(Given data):
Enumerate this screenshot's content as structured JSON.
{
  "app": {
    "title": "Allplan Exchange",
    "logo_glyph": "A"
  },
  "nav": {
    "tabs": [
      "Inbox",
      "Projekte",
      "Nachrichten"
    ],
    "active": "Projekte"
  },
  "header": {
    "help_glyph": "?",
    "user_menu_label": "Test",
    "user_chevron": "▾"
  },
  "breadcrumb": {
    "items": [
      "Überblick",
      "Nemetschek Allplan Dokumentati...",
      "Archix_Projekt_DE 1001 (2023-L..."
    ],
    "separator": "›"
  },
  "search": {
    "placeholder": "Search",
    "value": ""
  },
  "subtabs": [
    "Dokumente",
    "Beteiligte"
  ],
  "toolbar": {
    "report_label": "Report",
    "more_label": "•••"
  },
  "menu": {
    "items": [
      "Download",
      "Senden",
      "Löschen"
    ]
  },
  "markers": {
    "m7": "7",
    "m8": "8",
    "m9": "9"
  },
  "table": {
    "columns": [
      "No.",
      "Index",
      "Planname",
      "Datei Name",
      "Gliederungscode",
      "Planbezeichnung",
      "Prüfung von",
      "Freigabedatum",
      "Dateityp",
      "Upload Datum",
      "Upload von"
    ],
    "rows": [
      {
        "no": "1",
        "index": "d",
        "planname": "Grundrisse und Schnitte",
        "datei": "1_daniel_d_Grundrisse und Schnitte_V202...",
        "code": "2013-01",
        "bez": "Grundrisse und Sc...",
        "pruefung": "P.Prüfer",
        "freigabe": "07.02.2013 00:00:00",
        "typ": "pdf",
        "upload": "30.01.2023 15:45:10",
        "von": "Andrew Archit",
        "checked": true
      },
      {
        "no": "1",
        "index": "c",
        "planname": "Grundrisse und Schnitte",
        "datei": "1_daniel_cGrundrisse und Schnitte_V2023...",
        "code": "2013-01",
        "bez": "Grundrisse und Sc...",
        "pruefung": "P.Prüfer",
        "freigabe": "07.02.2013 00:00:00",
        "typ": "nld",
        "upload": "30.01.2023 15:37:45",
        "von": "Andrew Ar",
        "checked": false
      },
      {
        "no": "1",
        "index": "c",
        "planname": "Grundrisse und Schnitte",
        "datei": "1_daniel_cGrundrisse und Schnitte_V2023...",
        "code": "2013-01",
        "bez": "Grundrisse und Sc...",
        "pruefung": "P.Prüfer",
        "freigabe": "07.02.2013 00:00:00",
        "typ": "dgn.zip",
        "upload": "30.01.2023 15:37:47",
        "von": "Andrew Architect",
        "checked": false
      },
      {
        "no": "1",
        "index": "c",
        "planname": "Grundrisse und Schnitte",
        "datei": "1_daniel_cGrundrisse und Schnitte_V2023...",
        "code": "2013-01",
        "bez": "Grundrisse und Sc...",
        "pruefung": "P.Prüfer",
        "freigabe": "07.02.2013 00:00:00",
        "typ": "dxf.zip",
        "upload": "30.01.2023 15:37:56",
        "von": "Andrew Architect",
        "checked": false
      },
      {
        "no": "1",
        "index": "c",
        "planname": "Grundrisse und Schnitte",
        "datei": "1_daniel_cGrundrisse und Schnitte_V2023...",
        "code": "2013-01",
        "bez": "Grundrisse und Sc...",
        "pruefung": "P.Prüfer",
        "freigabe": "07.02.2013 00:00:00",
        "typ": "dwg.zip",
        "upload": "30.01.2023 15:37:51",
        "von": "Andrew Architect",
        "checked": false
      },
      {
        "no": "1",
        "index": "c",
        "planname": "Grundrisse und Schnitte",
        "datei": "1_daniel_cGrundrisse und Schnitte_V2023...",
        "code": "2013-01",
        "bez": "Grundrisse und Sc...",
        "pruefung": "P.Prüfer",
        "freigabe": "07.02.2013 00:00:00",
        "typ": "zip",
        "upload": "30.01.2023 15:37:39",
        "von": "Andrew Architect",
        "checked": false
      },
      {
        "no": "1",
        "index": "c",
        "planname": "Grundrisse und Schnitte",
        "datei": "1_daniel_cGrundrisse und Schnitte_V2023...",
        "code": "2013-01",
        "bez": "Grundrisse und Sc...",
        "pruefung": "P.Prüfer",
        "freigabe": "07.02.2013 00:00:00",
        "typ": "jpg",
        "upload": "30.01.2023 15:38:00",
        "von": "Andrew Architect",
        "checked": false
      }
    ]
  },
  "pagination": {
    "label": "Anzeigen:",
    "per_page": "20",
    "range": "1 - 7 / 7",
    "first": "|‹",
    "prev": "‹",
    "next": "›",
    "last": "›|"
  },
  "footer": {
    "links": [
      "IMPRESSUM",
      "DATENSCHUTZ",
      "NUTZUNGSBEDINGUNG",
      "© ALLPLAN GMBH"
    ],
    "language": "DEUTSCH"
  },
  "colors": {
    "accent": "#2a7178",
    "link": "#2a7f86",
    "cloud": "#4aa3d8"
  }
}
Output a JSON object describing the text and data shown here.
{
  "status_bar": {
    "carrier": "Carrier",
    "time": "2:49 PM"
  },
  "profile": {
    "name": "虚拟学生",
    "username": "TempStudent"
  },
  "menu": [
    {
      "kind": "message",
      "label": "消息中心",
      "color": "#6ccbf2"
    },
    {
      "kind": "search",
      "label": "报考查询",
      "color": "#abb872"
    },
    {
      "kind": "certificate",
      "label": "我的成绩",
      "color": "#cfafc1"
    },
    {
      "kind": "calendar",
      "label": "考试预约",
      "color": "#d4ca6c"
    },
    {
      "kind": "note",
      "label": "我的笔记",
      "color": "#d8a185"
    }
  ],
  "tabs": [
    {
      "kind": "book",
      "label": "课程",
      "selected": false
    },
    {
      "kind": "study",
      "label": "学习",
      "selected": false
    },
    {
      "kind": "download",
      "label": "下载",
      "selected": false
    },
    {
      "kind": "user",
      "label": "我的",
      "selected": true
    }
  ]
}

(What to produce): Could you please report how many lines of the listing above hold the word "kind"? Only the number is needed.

(Answer space): 9